A decade ago innovative efforts were undertaken by a group of native and non-native professionals to safeguard and promote the cultural and linguistic heritage of a number of indigenous groups in Mexico. The initial focus was directed to the Nahua people, dwelling in the Balsas river basin in the state of Guerrero, Mexico. In this region roughly 40 thousand people still speak Mexicano as their native tongue. This article reviews the results and ongoing efforts of that decade-long initiative, in particular the effect of successful popular opposition to the construction of a long-planned hydroelectric dam in the indigenous speakers' region and the effect of developing and commercializing a series of indigenous crafts that reinforce the ethnolinguistic awareness of Balsas Nahuas. Other recent initiatives in different indigenous groups such as the Maya are also touched upon.
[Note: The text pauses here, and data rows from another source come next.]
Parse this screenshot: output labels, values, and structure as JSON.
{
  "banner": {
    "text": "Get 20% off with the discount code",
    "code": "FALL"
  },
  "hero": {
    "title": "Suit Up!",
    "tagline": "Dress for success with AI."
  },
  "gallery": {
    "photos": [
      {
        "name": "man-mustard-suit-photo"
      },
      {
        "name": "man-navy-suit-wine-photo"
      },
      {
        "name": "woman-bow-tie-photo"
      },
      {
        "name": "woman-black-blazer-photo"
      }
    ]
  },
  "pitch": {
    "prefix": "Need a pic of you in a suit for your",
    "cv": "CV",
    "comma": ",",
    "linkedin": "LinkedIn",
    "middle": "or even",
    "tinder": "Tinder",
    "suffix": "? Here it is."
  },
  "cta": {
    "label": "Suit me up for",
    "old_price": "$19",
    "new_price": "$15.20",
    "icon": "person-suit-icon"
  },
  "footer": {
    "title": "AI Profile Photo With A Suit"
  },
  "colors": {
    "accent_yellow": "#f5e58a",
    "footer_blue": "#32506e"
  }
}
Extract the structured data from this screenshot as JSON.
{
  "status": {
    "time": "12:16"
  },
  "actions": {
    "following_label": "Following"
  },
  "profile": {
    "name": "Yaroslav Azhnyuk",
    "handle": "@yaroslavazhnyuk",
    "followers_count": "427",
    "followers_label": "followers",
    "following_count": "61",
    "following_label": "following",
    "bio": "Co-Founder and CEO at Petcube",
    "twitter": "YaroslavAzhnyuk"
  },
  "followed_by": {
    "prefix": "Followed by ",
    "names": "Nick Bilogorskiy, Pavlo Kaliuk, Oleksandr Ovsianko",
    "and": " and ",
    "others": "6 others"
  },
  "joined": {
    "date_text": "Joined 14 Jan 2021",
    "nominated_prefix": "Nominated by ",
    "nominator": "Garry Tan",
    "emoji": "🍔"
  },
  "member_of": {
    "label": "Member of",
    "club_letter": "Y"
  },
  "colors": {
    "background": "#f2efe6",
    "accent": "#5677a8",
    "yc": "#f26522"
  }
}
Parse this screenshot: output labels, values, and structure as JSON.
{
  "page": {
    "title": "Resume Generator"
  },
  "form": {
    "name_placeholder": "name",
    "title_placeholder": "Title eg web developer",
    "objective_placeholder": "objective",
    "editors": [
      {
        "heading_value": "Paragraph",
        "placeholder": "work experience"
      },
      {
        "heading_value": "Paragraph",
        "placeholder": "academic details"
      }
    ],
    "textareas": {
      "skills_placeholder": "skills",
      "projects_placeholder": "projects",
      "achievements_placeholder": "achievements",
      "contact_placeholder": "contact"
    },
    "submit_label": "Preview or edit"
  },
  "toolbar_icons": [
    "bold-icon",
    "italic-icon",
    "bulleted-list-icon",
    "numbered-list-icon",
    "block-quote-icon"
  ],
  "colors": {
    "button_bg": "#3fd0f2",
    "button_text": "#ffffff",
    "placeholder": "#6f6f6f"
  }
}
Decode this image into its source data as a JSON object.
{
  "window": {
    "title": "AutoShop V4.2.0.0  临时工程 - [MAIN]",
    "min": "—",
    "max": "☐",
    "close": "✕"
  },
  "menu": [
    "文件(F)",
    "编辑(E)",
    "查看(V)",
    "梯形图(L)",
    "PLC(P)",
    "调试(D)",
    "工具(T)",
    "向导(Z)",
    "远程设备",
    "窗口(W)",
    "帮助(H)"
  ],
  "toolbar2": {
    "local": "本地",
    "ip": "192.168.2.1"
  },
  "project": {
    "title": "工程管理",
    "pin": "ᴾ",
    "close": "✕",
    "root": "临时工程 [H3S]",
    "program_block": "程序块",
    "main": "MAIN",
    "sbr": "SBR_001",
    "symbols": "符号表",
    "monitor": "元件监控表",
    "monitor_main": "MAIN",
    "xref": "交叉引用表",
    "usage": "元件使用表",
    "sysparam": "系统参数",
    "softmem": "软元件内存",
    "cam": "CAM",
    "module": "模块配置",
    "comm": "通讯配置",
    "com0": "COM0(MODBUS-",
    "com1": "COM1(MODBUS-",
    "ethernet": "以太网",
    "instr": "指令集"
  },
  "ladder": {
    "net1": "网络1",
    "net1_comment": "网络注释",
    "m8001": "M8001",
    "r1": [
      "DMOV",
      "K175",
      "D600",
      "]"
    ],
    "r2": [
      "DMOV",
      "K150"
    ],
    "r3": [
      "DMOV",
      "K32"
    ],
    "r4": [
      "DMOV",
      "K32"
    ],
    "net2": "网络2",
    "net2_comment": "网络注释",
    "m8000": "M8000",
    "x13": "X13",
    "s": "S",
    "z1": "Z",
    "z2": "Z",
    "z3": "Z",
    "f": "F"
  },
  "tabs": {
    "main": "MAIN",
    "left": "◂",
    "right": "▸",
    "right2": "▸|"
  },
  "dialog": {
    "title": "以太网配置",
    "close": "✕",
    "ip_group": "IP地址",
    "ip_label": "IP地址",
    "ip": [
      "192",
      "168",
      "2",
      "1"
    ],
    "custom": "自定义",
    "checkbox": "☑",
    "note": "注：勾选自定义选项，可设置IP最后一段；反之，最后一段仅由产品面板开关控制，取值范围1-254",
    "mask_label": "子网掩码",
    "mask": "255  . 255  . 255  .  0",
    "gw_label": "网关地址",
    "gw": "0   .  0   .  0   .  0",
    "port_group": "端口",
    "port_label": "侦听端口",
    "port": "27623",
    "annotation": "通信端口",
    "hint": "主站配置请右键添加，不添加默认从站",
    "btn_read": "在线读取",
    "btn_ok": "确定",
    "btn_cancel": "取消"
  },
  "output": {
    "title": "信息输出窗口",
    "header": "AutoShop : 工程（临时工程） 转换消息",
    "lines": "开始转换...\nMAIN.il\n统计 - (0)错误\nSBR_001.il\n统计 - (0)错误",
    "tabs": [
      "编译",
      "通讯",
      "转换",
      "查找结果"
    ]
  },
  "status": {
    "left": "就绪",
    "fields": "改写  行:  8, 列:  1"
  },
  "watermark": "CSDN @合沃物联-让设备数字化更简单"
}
More briefly discussed, from a critical perspective, are general theoretical, methodological, and political strategies for reversing language shift, especially although not exclusively in Mexico.
© 2011 Walter de Gruyter GmbH & Co. KG, Berlin/Boston